"They want to be the noun, not the adjective” Cathleen McGuigan (LF 1993) says of the women architects she’s interviewed in preparation for the 8th annual Loeb Lecture. The editor in chief of Architectural Record titled her talk "Women and the Changing Role of Architecture,” but began by conceding "I can’t believe we’re still talking about this.” Yet with a decade of new women joining Zaha Hadid in the spotlight of famous architects and the current GSD student-led petition to recognize Denise Scott Brown for her work in Robert Venturi’s 1991 Pritzker Prize, the topic feels incredibly relevant.
McGuigan joined Newsweek just after a groundbreaking legal settlement allowed women at the magazine to move from researchers and mail deliverers to writers and editors, and she’s been thinking about women's professional potential ever since. When she was a Loeb Fellow in 1992, there were no women among the tenured faculty at the GSD and no good explanation for it. In 1995, Toshiko Mori became the first woman to get tenure and went on to chair the Department of Architecture from 2002 – 2008.
Today, among the 32 tenured faculty, 7 are women. Harvard also has a woman as its president. Just as significantly, more women are attending the GSD: women made up 39% of the school’s graduating class in 1993 and will constitute 49% of the graduates this month.
Beyond the academy, the number of famous women architects is expanding rapidly beyond just Hadid. Jeanne Gang’s Aqua Tower has changed the shape of Chicago’s skyline. If it was once a commonplace that women just did interiors or favored shape making over problem solving, these beliefs are being reshaped by important new works by an array of women. McGuigan points to work by Liz Diller, Billie Tsien, Carol Ross Barney, Marion Weiss, Annabelle Selldorf, and Toshiko Mori to demonstrate that women are outstanding at architecture.
These women are still too rare. They tend to run their own firms or partner with another person, usually their spouse. The statistics for the large firms are more daunting. According to McGuigan, 37% of architects work in firms with more than 50 employees and almost none of these are led by women. Nationally, 23% of working architects are women and only 17% of principals and partners in architectural firms are women. Studies show that even if they start in architecture, in their 30s and 40s women leave the field in droves.
One problem: women in architecture have a limited number of mentors and role models.

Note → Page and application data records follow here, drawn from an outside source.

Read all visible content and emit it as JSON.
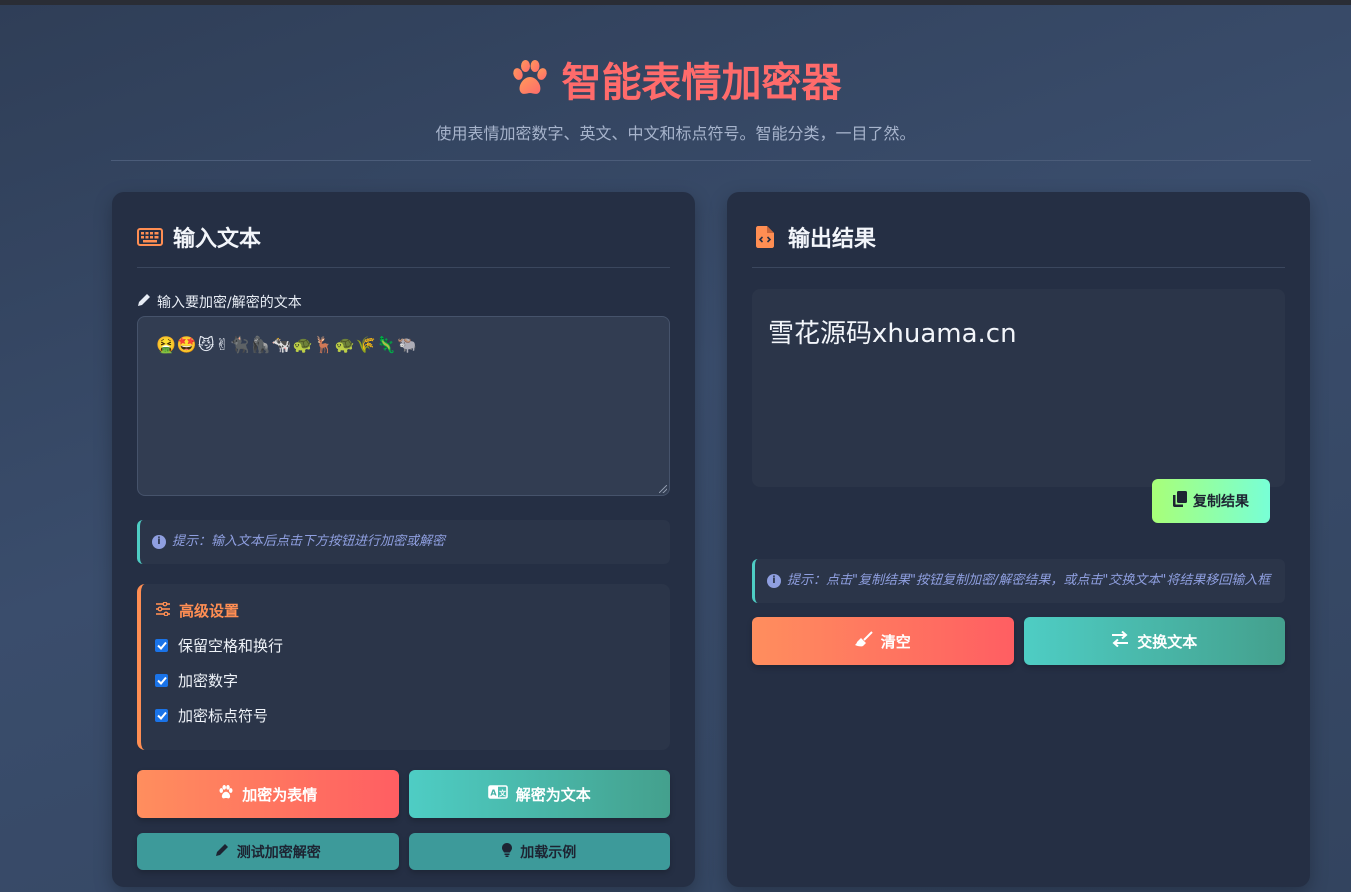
{
  "header": {
    "title": "智能表情加密器",
    "subtitle": "使用表情加密数字、英文、中文和标点符号。智能分类，一目了然。"
  },
  "input_panel": {
    "title": "输入文本",
    "field_label": "输入要加密/解密的文本",
    "textarea_value": "🤮🤩😼✌🐈‍⬛🦍🐄🐢🦌🐢🌾🦎🐃",
    "hint": "提示：输入文本后点击下方按钮进行加密或解密",
    "settings": {
      "title": "高级设置",
      "options": [
        {
          "label": "保留空格和换行",
          "checked": true
        },
        {
          "label": "加密数字",
          "checked": true
        },
        {
          "label": "加密标点符号",
          "checked": true
        }
      ]
    },
    "buttons": {
      "encrypt": "加密为表情",
      "decrypt": "解密为文本",
      "test": "测试加密解密",
      "example": "加载示例"
    }
  },
  "output_panel": {
    "title": "输出结果",
    "result": "雪花源码xhuama.cn",
    "copy_button": "复制结果",
    "hint": "提示：点击\"复制结果\"按钮复制加密/解密结果，或点击\"交换文本\"将结果移回输入框",
    "buttons": {
      "clear": "清空",
      "swap": "交换文本"
    }
  },
  "colors": {
    "accent_red": "#ff6b6b",
    "accent_orange": "#ff8e53",
    "accent_teal": "#4ecdc4",
    "panel_bg": "#252f44"
  },
  "icons": {
    "title": "paw-icon",
    "input": "keyboard-icon",
    "output": "file-code-icon",
    "label": "pencil-icon",
    "settings": "sliders-icon",
    "hint": "info-icon",
    "copy": "copy-icon",
    "clear": "broom-icon",
    "swap": "swap-icon",
    "decrypt": "language-icon",
    "example": "lightbulb-icon"
  }
}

McGuigan jokingly pointed to the one film with a woman architect – One Fine Day with Michelle Pfeiffer – and it’s a highly improbably story, where in spite of breaking stereotypes and being a single mom, the lead character is promoted and gets to marry George Clooney. McGuigan directed women in design to stand up, help each other, and be a mentor.
Some things need to change in the profession for everyone. McGuigan believes that the entire profession has an inadequate pay scale, particularly considering that it requires an advanced degree and licensing exam. The prizes, particularly the Pritzker, also perpetuate the myth of the lone male genius and his heroic independent design. This ignores the growing culture of team work at many firms and an acknowledgement of the many contributors who play a part in each work.

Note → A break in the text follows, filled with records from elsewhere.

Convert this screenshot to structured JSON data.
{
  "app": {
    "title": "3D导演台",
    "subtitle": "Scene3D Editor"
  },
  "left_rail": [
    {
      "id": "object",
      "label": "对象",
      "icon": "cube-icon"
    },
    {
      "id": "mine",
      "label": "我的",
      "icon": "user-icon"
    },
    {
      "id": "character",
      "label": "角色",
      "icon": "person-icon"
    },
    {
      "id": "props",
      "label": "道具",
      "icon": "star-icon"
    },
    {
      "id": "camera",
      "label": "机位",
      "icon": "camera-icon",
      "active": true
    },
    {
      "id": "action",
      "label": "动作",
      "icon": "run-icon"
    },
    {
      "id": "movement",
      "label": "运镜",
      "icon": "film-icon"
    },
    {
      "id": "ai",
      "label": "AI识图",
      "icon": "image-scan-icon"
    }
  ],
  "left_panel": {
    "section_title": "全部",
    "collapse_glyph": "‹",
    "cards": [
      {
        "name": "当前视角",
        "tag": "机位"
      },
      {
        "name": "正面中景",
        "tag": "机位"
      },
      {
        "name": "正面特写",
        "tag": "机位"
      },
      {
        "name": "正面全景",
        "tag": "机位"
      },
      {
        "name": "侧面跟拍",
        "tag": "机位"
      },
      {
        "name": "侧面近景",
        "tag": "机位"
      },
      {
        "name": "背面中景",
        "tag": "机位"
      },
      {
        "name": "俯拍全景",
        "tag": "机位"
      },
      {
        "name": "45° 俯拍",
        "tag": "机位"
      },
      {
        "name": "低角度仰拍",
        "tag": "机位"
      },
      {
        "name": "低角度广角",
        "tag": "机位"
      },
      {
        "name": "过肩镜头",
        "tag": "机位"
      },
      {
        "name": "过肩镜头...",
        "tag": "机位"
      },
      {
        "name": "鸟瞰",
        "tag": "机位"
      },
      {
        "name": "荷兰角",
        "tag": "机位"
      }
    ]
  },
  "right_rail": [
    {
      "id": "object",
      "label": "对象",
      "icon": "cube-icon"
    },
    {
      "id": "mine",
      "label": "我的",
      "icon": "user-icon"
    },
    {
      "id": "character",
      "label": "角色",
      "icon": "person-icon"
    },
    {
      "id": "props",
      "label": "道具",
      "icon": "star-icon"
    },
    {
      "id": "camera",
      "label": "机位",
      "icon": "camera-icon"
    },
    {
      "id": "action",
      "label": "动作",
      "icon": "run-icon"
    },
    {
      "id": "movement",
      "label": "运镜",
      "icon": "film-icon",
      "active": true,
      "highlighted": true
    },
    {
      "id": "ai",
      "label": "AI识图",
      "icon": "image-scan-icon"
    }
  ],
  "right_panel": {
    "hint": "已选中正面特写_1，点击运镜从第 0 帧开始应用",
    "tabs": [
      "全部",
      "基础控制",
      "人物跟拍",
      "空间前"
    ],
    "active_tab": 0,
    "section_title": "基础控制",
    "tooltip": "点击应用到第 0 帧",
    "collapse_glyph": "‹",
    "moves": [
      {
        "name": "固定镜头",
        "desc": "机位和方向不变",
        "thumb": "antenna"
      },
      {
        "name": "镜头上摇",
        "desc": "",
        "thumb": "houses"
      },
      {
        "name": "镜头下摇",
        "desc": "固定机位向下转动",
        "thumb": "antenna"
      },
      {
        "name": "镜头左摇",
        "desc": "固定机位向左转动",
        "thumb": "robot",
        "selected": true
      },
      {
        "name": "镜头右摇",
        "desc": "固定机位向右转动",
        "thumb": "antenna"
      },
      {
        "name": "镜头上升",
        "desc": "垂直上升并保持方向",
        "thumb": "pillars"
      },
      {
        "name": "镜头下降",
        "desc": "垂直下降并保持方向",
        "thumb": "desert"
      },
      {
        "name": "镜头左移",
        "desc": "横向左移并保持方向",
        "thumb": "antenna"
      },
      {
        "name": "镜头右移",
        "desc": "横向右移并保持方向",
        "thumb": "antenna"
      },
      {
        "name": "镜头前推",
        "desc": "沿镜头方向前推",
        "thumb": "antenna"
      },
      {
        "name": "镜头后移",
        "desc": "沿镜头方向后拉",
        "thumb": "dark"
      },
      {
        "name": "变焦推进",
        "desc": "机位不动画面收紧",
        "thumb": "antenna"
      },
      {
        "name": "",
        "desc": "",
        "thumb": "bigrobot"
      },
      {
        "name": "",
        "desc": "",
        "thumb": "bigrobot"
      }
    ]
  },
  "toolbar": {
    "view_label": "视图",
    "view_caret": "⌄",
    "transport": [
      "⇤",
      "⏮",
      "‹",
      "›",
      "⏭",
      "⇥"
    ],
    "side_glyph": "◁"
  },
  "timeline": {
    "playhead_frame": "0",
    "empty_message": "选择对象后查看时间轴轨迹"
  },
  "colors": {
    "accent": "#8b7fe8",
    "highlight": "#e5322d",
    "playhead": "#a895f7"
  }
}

There is the promise of new values. Architects are committed to sustainability and concerned about cities. They are increasingly doing civic work in the public realm. New firms focus on collaboration, and there is growing trend among young architects to working collectively and giving their firms names that are no longer self-referential.
More than "leaning in” (McGuigan thinks that if she leans in any more, she’ll fall over), she believes it’s important for women to understand what’s at stake. "Step up and speak up,” she challenges. "Polish your skills as a speaker and presenter” and "speak truth to power.” Like Billie Tsien and Tod Williams, she sees "architecture as an act of profound optimism,” and she is optimistic about the future for women in architecture.